[Opening TASK INPUT section]
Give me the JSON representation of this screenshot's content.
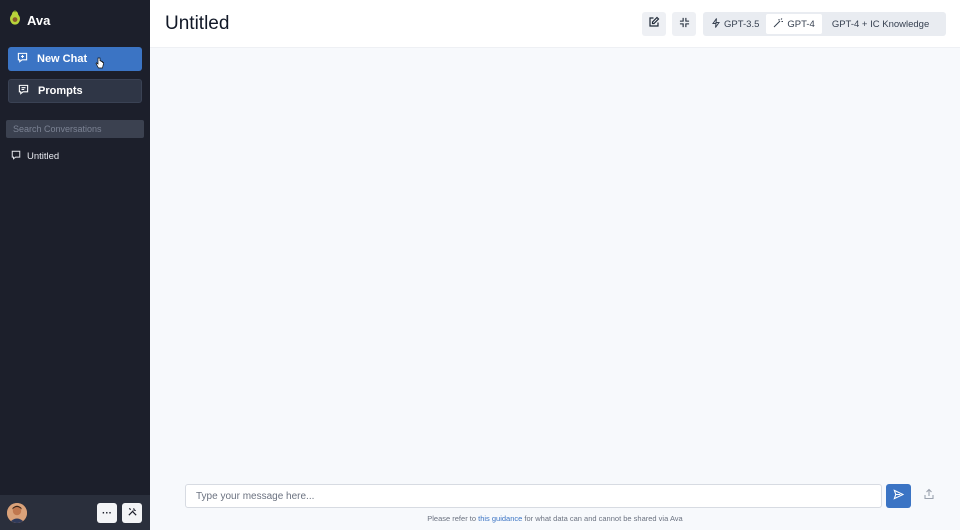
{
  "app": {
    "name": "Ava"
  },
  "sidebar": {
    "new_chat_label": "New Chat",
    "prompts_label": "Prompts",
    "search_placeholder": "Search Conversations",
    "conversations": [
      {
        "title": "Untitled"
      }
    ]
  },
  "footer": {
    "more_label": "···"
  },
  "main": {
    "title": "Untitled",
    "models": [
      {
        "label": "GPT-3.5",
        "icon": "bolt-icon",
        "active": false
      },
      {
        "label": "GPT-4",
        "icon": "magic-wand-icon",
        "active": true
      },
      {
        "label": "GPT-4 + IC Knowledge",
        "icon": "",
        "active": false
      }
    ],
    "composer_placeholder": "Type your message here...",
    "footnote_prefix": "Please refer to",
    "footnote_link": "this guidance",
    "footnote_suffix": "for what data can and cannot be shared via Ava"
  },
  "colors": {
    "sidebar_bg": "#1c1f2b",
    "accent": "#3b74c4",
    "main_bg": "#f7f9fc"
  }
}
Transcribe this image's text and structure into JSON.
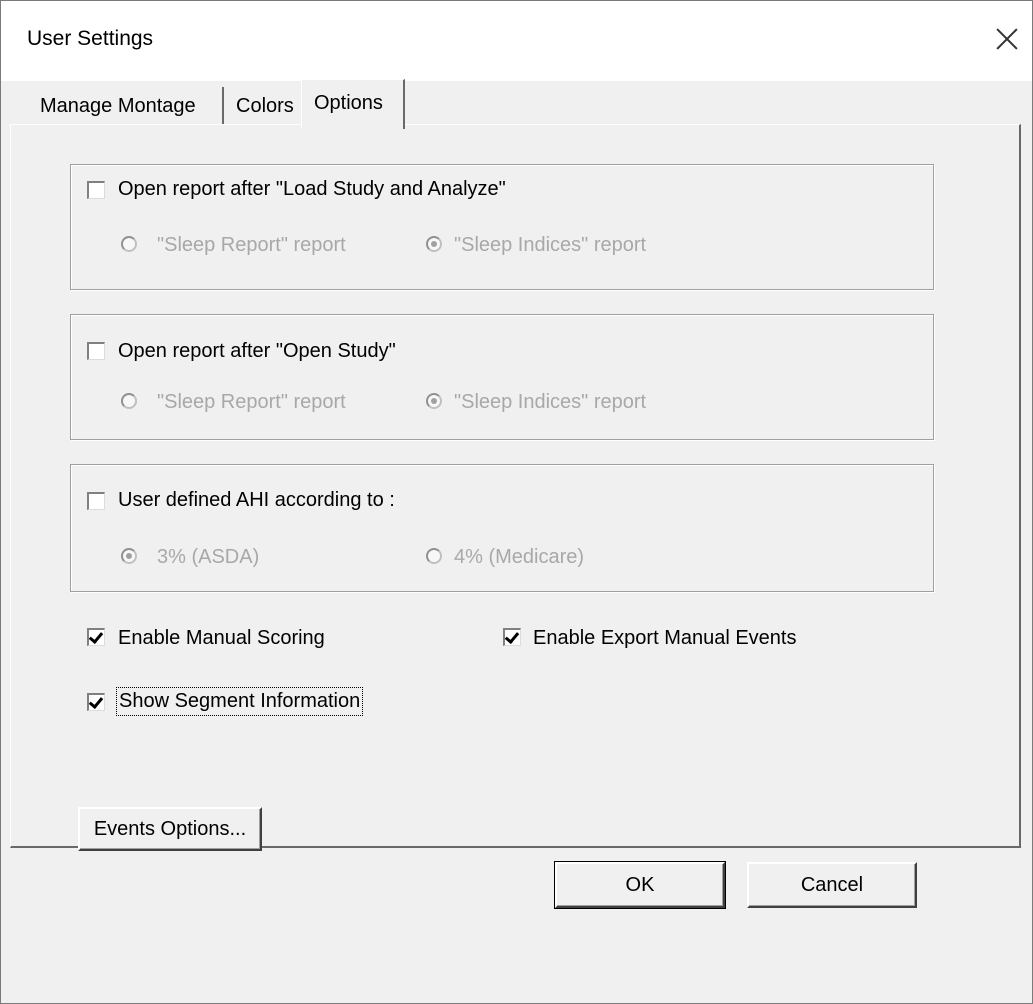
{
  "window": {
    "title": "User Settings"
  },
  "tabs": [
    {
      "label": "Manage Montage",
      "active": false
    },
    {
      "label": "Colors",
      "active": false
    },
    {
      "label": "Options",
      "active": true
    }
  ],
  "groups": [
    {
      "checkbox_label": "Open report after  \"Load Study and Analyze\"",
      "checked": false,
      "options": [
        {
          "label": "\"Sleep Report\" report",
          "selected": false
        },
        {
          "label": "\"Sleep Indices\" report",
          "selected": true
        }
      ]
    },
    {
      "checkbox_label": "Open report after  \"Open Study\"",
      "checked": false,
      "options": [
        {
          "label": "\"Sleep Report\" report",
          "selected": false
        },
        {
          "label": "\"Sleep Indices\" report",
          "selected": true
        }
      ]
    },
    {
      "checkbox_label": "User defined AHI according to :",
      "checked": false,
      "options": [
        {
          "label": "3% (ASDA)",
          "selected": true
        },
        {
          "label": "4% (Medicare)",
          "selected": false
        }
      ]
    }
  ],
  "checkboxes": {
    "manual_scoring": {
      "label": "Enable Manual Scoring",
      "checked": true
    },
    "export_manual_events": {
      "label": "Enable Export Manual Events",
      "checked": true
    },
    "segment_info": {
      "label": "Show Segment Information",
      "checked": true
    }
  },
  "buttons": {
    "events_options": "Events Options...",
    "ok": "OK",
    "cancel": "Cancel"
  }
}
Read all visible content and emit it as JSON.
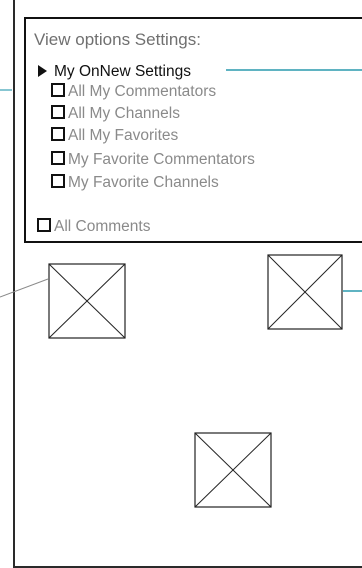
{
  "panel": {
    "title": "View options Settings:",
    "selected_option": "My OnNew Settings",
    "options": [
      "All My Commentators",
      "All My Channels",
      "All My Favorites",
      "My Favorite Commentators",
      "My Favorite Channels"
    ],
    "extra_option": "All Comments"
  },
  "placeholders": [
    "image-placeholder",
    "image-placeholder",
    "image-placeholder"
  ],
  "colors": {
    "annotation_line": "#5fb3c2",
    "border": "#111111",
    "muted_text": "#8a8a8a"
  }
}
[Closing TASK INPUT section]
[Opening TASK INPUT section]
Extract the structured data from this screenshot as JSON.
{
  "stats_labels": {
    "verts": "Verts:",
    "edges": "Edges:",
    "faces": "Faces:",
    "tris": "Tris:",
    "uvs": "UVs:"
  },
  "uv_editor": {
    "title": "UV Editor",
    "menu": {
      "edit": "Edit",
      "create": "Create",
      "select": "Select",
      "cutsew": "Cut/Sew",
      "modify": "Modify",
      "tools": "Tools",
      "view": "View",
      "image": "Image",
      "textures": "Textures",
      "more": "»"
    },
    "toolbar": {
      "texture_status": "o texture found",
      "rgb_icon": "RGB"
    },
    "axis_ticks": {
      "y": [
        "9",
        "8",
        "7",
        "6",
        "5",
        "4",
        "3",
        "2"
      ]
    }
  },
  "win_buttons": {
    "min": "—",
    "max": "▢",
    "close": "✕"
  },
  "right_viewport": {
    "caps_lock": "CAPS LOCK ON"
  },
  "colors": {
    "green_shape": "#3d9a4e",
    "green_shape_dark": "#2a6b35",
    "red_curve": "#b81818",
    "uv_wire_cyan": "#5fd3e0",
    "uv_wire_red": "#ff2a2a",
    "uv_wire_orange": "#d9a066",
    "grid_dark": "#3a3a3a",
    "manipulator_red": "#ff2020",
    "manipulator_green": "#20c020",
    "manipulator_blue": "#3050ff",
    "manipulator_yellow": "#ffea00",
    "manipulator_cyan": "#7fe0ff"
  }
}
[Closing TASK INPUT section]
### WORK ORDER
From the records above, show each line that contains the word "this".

### FINAL ANSWER
Give me the JSON representation of this screenshot's content.
    "footnote_link": "this guidance",
Transcribe this image's text and structure into JSON.
Extract the structured data from this screenshot as JSON.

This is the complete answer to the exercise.